What's new in 2023
New Arts programs
Major in Law and Ethics: Launching in Fall 2023
Available as a major starting in September 2023, this new program offers the opportunity for diverse disciplinary perspectives on the law and on ethics. It will give students the chance to think critically about the law and legal institutions, as well as a wide range of moral and legal issues. Studying law and ethics together makes it possible to raise fundamental questions about the ethics of various social practices, and about how laws can function to make a society more (or sometimes less) just.
Ethics, as practised in Philosophy, gives students the tools to assess the values expressed in the law and legal institutions. Students can also fulfil program requirements by taking courses in Ancient Studies, Anthropology, Criminology, English, History, Political Science, Religion, Social Justice and Community Studies, and Sociology.
Minor in Climate Change Studies: Available in Fall 2023
Climate change is one of the defining environmental and social problems of our lifetime. As a student pursuing a Minor in Climate Change Studies, you will engage in an interdisciplinary program of study that will prepare you for an understanding of climate change from diverse perspectives, examining scientific, political, psychological, economic and ethical dimensions of the problem and its solutions.
The new minor is housed within the Bachelor of Environmental Studies program, but it’s open to students in all programs across Saint Mary’s. Courses are drawn from disciplines such as Geography and Environmental Studies, Environmental Science, Global Development Studies, and Social Justice and Community Studies.
Special Topics courses: Summer 2023
Note: Courses are in person on campus, unless otherwise noted.

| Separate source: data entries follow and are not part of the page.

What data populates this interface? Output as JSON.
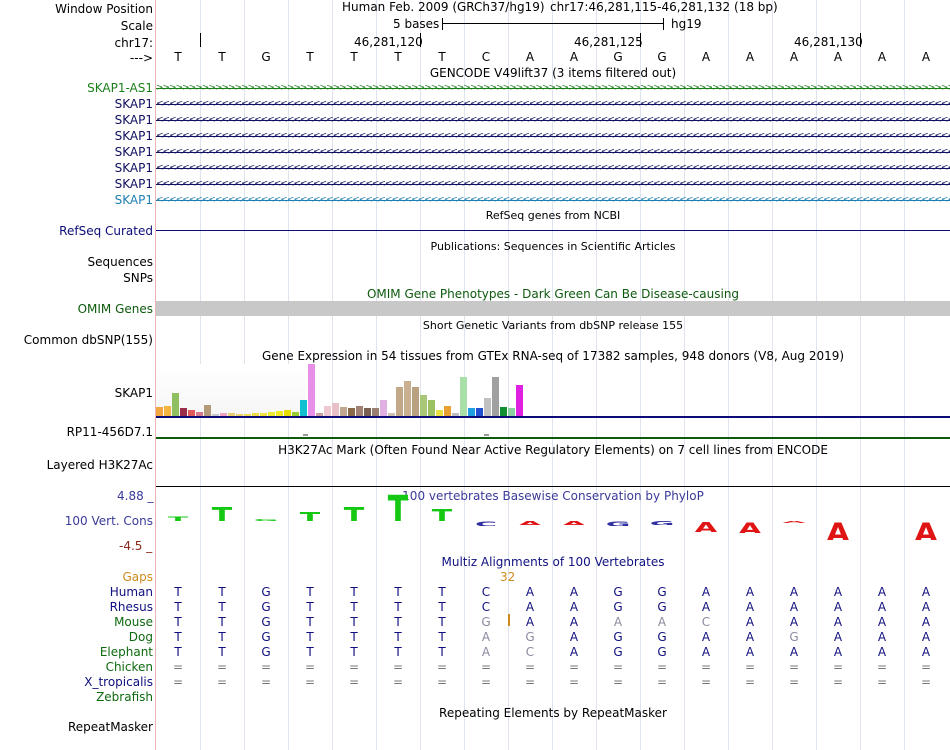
{
  "header": {
    "window_position_label": "Window Position",
    "scale_label": "Scale",
    "chrom_label": "chr17:",
    "strand_label": "--->",
    "assembly_text": "Human Feb. 2009 (GRCh37/hg19)",
    "position_text": "chr17:46,281,115-46,281,132 (18 bp)",
    "scale_bar_text": "5 bases",
    "scale_db_text": "hg19",
    "ruler_ticks": [
      "46,281,120",
      "46,281,125",
      "46,281,130"
    ]
  },
  "reference_bases": [
    "T",
    "T",
    "G",
    "T",
    "T",
    "T",
    "T",
    "C",
    "A",
    "A",
    "G",
    "G",
    "A",
    "A",
    "A",
    "A",
    "A",
    "A"
  ],
  "gencode": {
    "title": "GENCODE V49lift37 (3 items filtered out)",
    "items": [
      {
        "name": "SKAP1-AS1",
        "color": "#1a7f1a",
        "strand": "+"
      },
      {
        "name": "SKAP1",
        "color": "#101060",
        "strand": "-"
      },
      {
        "name": "SKAP1",
        "color": "#101060",
        "strand": "-"
      },
      {
        "name": "SKAP1",
        "color": "#101060",
        "strand": "-"
      },
      {
        "name": "SKAP1",
        "color": "#101060",
        "strand": "-"
      },
      {
        "name": "SKAP1",
        "color": "#101060",
        "strand": "-"
      },
      {
        "name": "SKAP1",
        "color": "#101060",
        "strand": "-"
      },
      {
        "name": "SKAP1",
        "color": "#1e7fb0",
        "strand": "-"
      }
    ]
  },
  "refseq": {
    "title": "RefSeq genes from NCBI",
    "label": "RefSeq Curated",
    "color": "#0c0c78"
  },
  "publications": {
    "title": "Publications: Sequences in Scientific Articles",
    "label": "Sequences"
  },
  "snps_label": "SNPs",
  "omim": {
    "title": "OMIM Gene Phenotypes - Dark Green Can Be Disease-causing",
    "label": "OMIM Genes",
    "title_color": "#0e5a0e"
  },
  "dbsnp": {
    "title": "Short Genetic Variants from dbSNP release 155",
    "label": "Common dbSNP(155)"
  },
  "gtex": {
    "title": "Gene Expression in 54 tissues from GTEx RNA-seq of 17382 samples, 948 donors (V8, Aug 2019)",
    "gene_label": "SKAP1",
    "second_label": "RP11-456D7.1",
    "bars": [
      {
        "value": 0.18,
        "color": "#f2a640"
      },
      {
        "value": 0.2,
        "color": "#f5b640"
      },
      {
        "value": 0.45,
        "color": "#8fbf60"
      },
      {
        "value": 0.15,
        "color": "#9b2c4a"
      },
      {
        "value": 0.12,
        "color": "#e05a5a"
      },
      {
        "value": 0.08,
        "color": "#d47a8a"
      },
      {
        "value": 0.22,
        "color": "#b49a7a"
      },
      {
        "value": 0.04,
        "color": "#c9c9c9"
      },
      {
        "value": 0.05,
        "color": "#f0a0c0"
      },
      {
        "value": 0.06,
        "color": "#e8d070"
      },
      {
        "value": 0.04,
        "color": "#ead26a"
      },
      {
        "value": 0.04,
        "color": "#efdd5a"
      },
      {
        "value": 0.05,
        "color": "#eedd4a"
      },
      {
        "value": 0.06,
        "color": "#f0e040"
      },
      {
        "value": 0.08,
        "color": "#eaea30"
      },
      {
        "value": 0.1,
        "color": "#f0e820"
      },
      {
        "value": 0.12,
        "color": "#e8e000"
      },
      {
        "value": 0.08,
        "color": "#9acd32"
      },
      {
        "value": 0.3,
        "color": "#11c0d0"
      },
      {
        "value": 1.0,
        "color": "#e890e8"
      },
      {
        "value": 0.05,
        "color": "#c8a0a0"
      },
      {
        "value": 0.2,
        "color": "#f0c8d0"
      },
      {
        "value": 0.25,
        "color": "#e8c0c8"
      },
      {
        "value": 0.18,
        "color": "#c0a890"
      },
      {
        "value": 0.15,
        "color": "#8a6a4a"
      },
      {
        "value": 0.2,
        "color": "#a08070"
      },
      {
        "value": 0.16,
        "color": "#7a6050"
      },
      {
        "value": 0.16,
        "color": "#9a8070"
      },
      {
        "value": 0.3,
        "color": "#e0b0e0"
      },
      {
        "value": 0.05,
        "color": "#d0c0b0"
      },
      {
        "value": 0.55,
        "color": "#c0a888"
      },
      {
        "value": 0.68,
        "color": "#c8b090"
      },
      {
        "value": 0.55,
        "color": "#b8a080"
      },
      {
        "value": 0.4,
        "color": "#a8c878"
      },
      {
        "value": 0.3,
        "color": "#9bc060"
      },
      {
        "value": 0.12,
        "color": "#e8e040"
      },
      {
        "value": 0.2,
        "color": "#e8a030"
      },
      {
        "value": 0.05,
        "color": "#c0c0c0"
      },
      {
        "value": 0.75,
        "color": "#a8e0a8"
      },
      {
        "value": 0.15,
        "color": "#20a0e0"
      },
      {
        "value": 0.15,
        "color": "#2050d0"
      },
      {
        "value": 0.35,
        "color": "#c0c0c0"
      },
      {
        "value": 0.75,
        "color": "#a0a0a0"
      },
      {
        "value": 0.18,
        "color": "#109030"
      },
      {
        "value": 0.15,
        "color": "#8ad0a0"
      },
      {
        "value": 0.6,
        "color": "#e020e0"
      }
    ]
  },
  "h3k27ac": {
    "title": "H3K27Ac Mark (Often Found Near Active Regulatory Elements) on 7 cell lines from ENCODE",
    "label": "Layered H3K27Ac"
  },
  "phylop": {
    "title": "100 vertebrates Basewise Conservation by PhyloP",
    "label": "100 Vert. Cons",
    "max_label": "4.88 _",
    "min_label": "-4.5 _",
    "scores": [
      1.2,
      3.5,
      0.4,
      2.5,
      3.5,
      7.0,
      3.0,
      -1.2,
      -1.0,
      -1.0,
      -1.2,
      -1.0,
      -2.5,
      -2.8,
      -0.3,
      -4.5,
      0,
      -4.5
    ]
  },
  "multiz": {
    "title": "Multiz Alignments of 100 Vertebrates",
    "gaps_label": "Gaps",
    "gap_count": "32",
    "species": [
      {
        "name": "Human",
        "color": "#101080",
        "bases": [
          "T",
          "T",
          "G",
          "T",
          "T",
          "T",
          "T",
          "C",
          "A",
          "A",
          "G",
          "G",
          "A",
          "A",
          "A",
          "A",
          "A",
          "A"
        ]
      },
      {
        "name": "Rhesus",
        "color": "#101080",
        "bases": [
          "T",
          "T",
          "G",
          "T",
          "T",
          "T",
          "T",
          "C",
          "A",
          "A",
          "G",
          "G",
          "A",
          "A",
          "A",
          "A",
          "A",
          "A"
        ]
      },
      {
        "name": "Mouse",
        "color": "#0e6a0e",
        "bases": [
          "T",
          "T",
          "G",
          "T",
          "T",
          "T",
          "T",
          "G",
          "A",
          "A",
          "A",
          "A",
          "C",
          "A",
          "A",
          "A",
          "A",
          "A"
        ]
      },
      {
        "name": "Dog",
        "color": "#0e6a0e",
        "bases": [
          "T",
          "T",
          "G",
          "T",
          "T",
          "T",
          "T",
          "A",
          "G",
          "A",
          "G",
          "G",
          "A",
          "A",
          "G",
          "A",
          "A",
          "A"
        ]
      },
      {
        "name": "Elephant",
        "color": "#0e6a0e",
        "bases": [
          "T",
          "T",
          "G",
          "T",
          "T",
          "T",
          "T",
          "A",
          "C",
          "A",
          "G",
          "G",
          "A",
          "A",
          "A",
          "A",
          "A",
          "A"
        ]
      },
      {
        "name": "Chicken",
        "color": "#0e6a0e",
        "bases": [
          "=",
          "=",
          "=",
          "=",
          "=",
          "=",
          "=",
          "=",
          "=",
          "=",
          "=",
          "=",
          "=",
          "=",
          "=",
          "=",
          "=",
          "="
        ]
      },
      {
        "name": "X_tropicalis",
        "color": "#101080",
        "bases": [
          "=",
          "=",
          "=",
          "=",
          "=",
          "=",
          "=",
          "=",
          "=",
          "=",
          "=",
          "=",
          "=",
          "=",
          "=",
          "=",
          "=",
          "="
        ]
      },
      {
        "name": "Zebrafish",
        "color": "#0e6a0e",
        "bases": []
      }
    ],
    "mismatch_cells": [
      [
        2,
        7
      ],
      [
        2,
        10
      ],
      [
        2,
        11
      ],
      [
        2,
        12
      ],
      [
        3,
        7
      ],
      [
        3,
        8
      ],
      [
        3,
        14
      ],
      [
        4,
        7
      ],
      [
        4,
        8
      ]
    ]
  },
  "repeatmasker": {
    "title": "Repeating Elements by RepeatMasker",
    "label": "RepeatMasker"
  },
  "colors": {
    "label_border": "#e8b5b5",
    "gridline": "#dde4ee",
    "phylop_pos": "#14c814",
    "phylop_neg": "#e01414",
    "gap_orange": "#d08a1c",
    "omim_bar": "#c8c8c8"
  }
}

When registering, look for the course and CRN numbers, as the special topics course titles are not always available in Banner.
GDST 4845/6645 Gender and Development
July 5 – Aug. 22, 2023 | Online (asynchronous) web course
Dr. Serperi Sevgur
This upper year seminar course explores how gender plays out in various facets of development. Drawing on theory and history, students explore core debates around the gendered nature of development, drawing on analyses of case studies, development policies and institutional practices. The course will examine gendered norms and their contestation, with a focus on unpacking the challenges and possibilities for achieving gender justice throughout the world.
HIST 3826 Heritage Field Placement (CRN 40873)
July and August, 2023 | 3 credit hours
New summer course! Earn course credits in July and August, working at museums and heritage sites. For more information and to register, contact Dr. Kirrily Freeman.
POLI 4826.1 Canadian Healthcare: Law, Policy and Politics
July 5 to Aug. 22, 2023
MW 9:30 a.m. – 12:30 p.m. in LA 283
Instructor: Megan Aiken
Canada’s healthcare system is regularly touted as a point of national pride and pillar of Canadian national identity. In this 3 credit hour course, students will come to understand the complexities of healthcare in Canada – beginning with the idea that Canada has no single healthcare system. Students will learn about the laws, policies and politics that led to health insurance (Medicare), how it developed through federal and provincial relations, and what contemporary crises exist within this complex regime. Topics include fiscal restraint and the COVID-19 pandemic, the ongoing fight for reproductive justice, equitable access to healthcare, and overcoming racial discrimination in the healthcare system. For information, contact firstname.lastname@example.org.
Special Topics courses: Fall 2023
PHIL 4826: Madness and Sanity
Special Topics in Philosophy
W 10 a.m. – 12:45 p.m.
Dr. Shelagh Crooks
This course examines the idea of madness in relation to its polar concept – sanity. Particular attention will be given to questions such as “Is madness a breakdown of rationality?” and “Is sanity synonymous with being rational?” Other questions to be considered: How has western society treated the mad, historically speaking? What roles do psychological, cultural or social factors play in our understanding of madness and sanity? Does science – in particular, the science of psychiatry – understand madness, and is it justified in seeking to treat it as an illness or disease? What makes “madness” or mental disorders, more generally, undesirable? What ethical problems are associated with madness? Do we treat the “mad” man / woman (so called) with dignity and respect? How should we treat such individuals?
For the most current course information, please refer to the Academic Calendar and Banner.